For this reason my starting point is first to understand the uniqueness of whoever I work with. I need to understand their challenges because I am passionate about making sure my advice will add real value to people who need lasting solutions. And to do that, I need to understand what works for them and what doesn’t. Whilst nutrition is based on science, there is no ‘one size fits all’ in the area of eating habits.
We are all unique and the product of individual and different habits, likes and dislikes developed over years. These originate in very early childhood, and are often impacted by psychological aspects of our upbringing.
So, whilst children have the opportunity to build healthy habits that they will take with them throughout their entire lives, for adults there is no quick fix to unlearn unhealthy eating habits. The reality is that, as adults, we actually need to replace some of these habits with new and healthier habits in order to improve our ability to manage our weight and avoid serious diseases. This takes time, effort and a big portion of determination.

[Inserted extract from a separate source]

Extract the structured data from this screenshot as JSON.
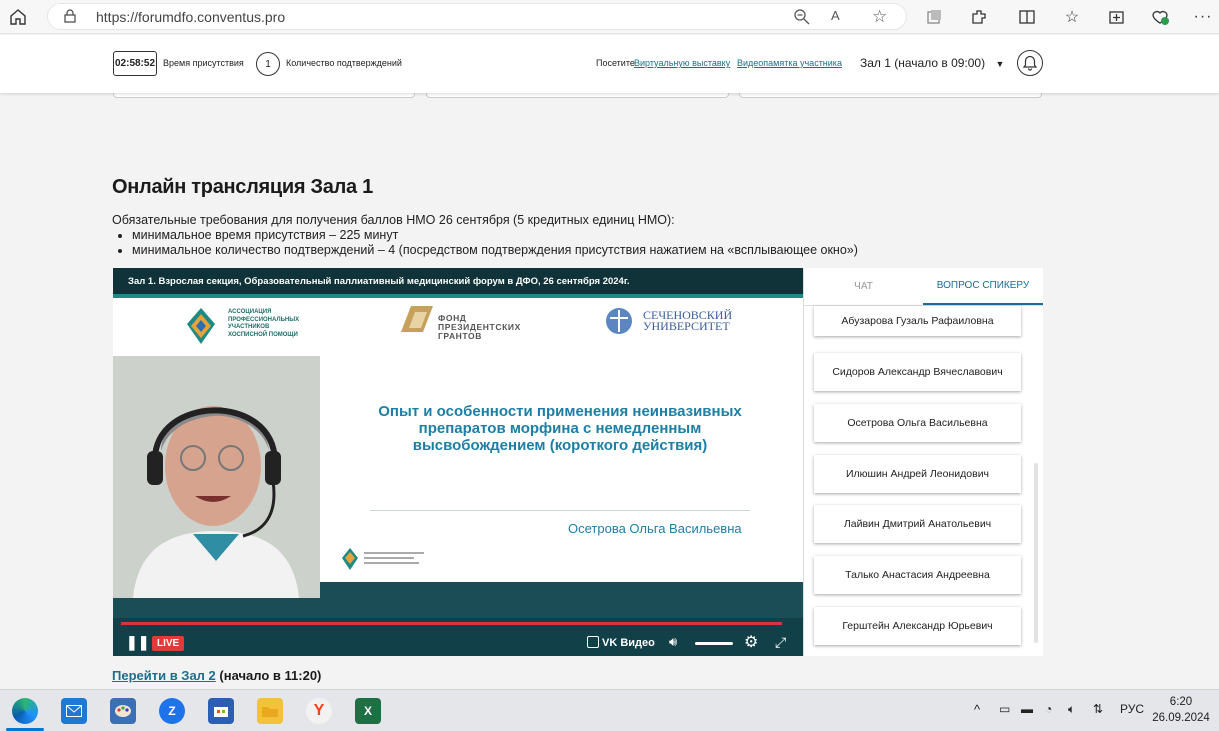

That is my goal: To help build the new habits that will increase your enjoyment of food, in a healthy way, for the long term.
And this is important: I do not offer quick fix faddy diets, but I do offer to work with you – with the longer term in mind – to support you in building the new healthier habits that will enable you to be in control of your weight and what you eat. And equally importantly; my focus is to analyse and advise you in ways to increase your energy levels, the enjoyment of your own health and ultimately the enjoyment of life.
So let me help you improve the quality and quantity of what you eat and when you eat it, so you control your food, not the other way round, where it controls you, the way sugar controlled me.